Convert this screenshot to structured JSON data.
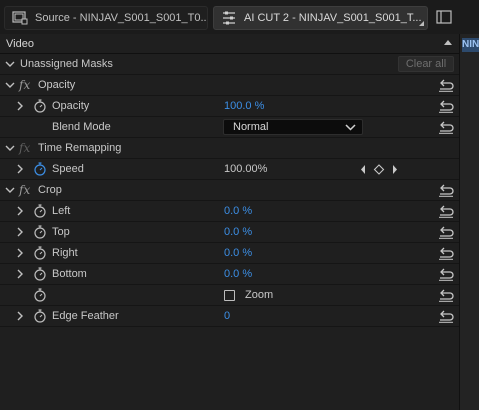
{
  "tabs": [
    {
      "label": "Source - NINJAV_S001_S001_T0...",
      "icon": "source-monitor-icon"
    },
    {
      "label": "AI CUT 2 - NINJAV_S001_S001_T...",
      "icon": "effect-controls-icon"
    }
  ],
  "right_panel_label": "NIN",
  "section": {
    "title": "Video"
  },
  "unassigned_masks": {
    "label": "Unassigned Masks",
    "clear_label": "Clear all"
  },
  "opacity_group": {
    "label": "Opacity",
    "opacity": {
      "label": "Opacity",
      "value": "100.0 %"
    },
    "blend_mode": {
      "label": "Blend Mode",
      "value": "Normal"
    }
  },
  "time_remapping": {
    "label": "Time Remapping",
    "speed": {
      "label": "Speed",
      "value": "100.00%"
    }
  },
  "crop": {
    "label": "Crop",
    "left": {
      "label": "Left",
      "value": "0.0 %"
    },
    "top": {
      "label": "Top",
      "value": "0.0 %"
    },
    "right": {
      "label": "Right",
      "value": "0.0 %"
    },
    "bottom": {
      "label": "Bottom",
      "value": "0.0 %"
    },
    "zoom": {
      "label": "Zoom",
      "checked": false
    },
    "edge_feather": {
      "label": "Edge Feather",
      "value": "0"
    }
  },
  "colors": {
    "value_blue": "#3c8fe6",
    "panel_bg": "#1f1f1f",
    "stopwatch_active": "#3c8fe6"
  }
}
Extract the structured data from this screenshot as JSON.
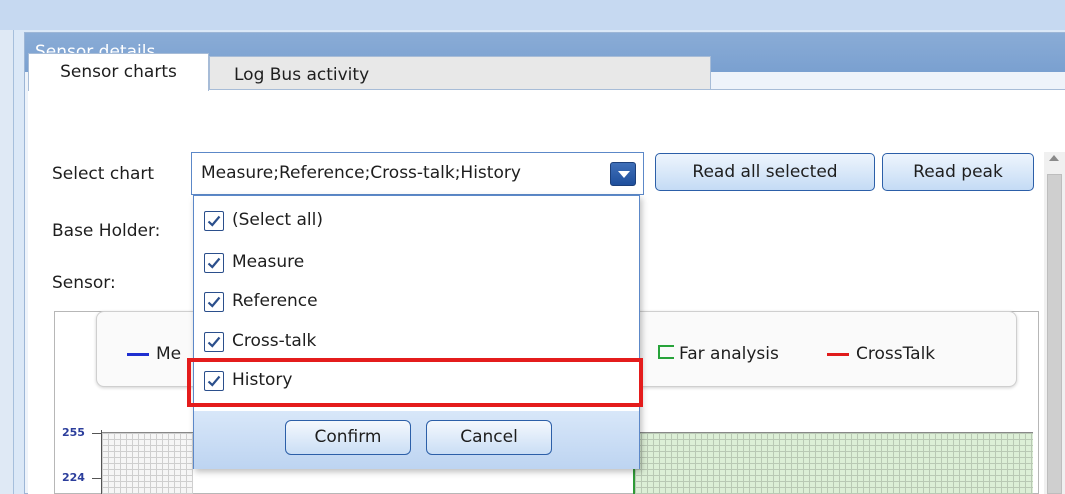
{
  "panel": {
    "title": "Sensor details"
  },
  "tabs": [
    {
      "label": "Sensor charts",
      "active": true
    },
    {
      "label": "Log Bus activity",
      "active": false
    }
  ],
  "form": {
    "select_chart_label": "Select chart",
    "select_chart_value": "Measure;Reference;Cross-talk;History",
    "base_holder_label": "Base Holder:",
    "sensor_label": "Sensor:"
  },
  "buttons": {
    "read_all_selected": "Read all selected",
    "read_peak": "Read peak"
  },
  "dropdown": {
    "items": [
      {
        "label": "(Select all)",
        "checked": true
      },
      {
        "label": "Measure",
        "checked": true
      },
      {
        "label": "Reference",
        "checked": true
      },
      {
        "label": "Cross-talk",
        "checked": true
      },
      {
        "label": "History",
        "checked": true
      }
    ],
    "confirm_label": "Confirm",
    "cancel_label": "Cancel"
  },
  "legend": {
    "items": [
      {
        "label": "Me",
        "color": "#1f2fd0"
      },
      {
        "label": "Far analysis",
        "color": "#27a33a"
      },
      {
        "label": "CrossTalk",
        "color": "#e01b1b"
      }
    ]
  },
  "chart": {
    "y_ticks": [
      "255",
      "224"
    ]
  },
  "colors": {
    "accent": "#5c88c8",
    "highlight": "#e41c1c",
    "header": "#7aa0d0"
  }
}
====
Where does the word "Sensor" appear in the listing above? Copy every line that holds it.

#### OUTPUT OF THE TASK
    "title": "Sensor details"
      "label": "Sensor charts",
    "sensor_label": "Sensor:"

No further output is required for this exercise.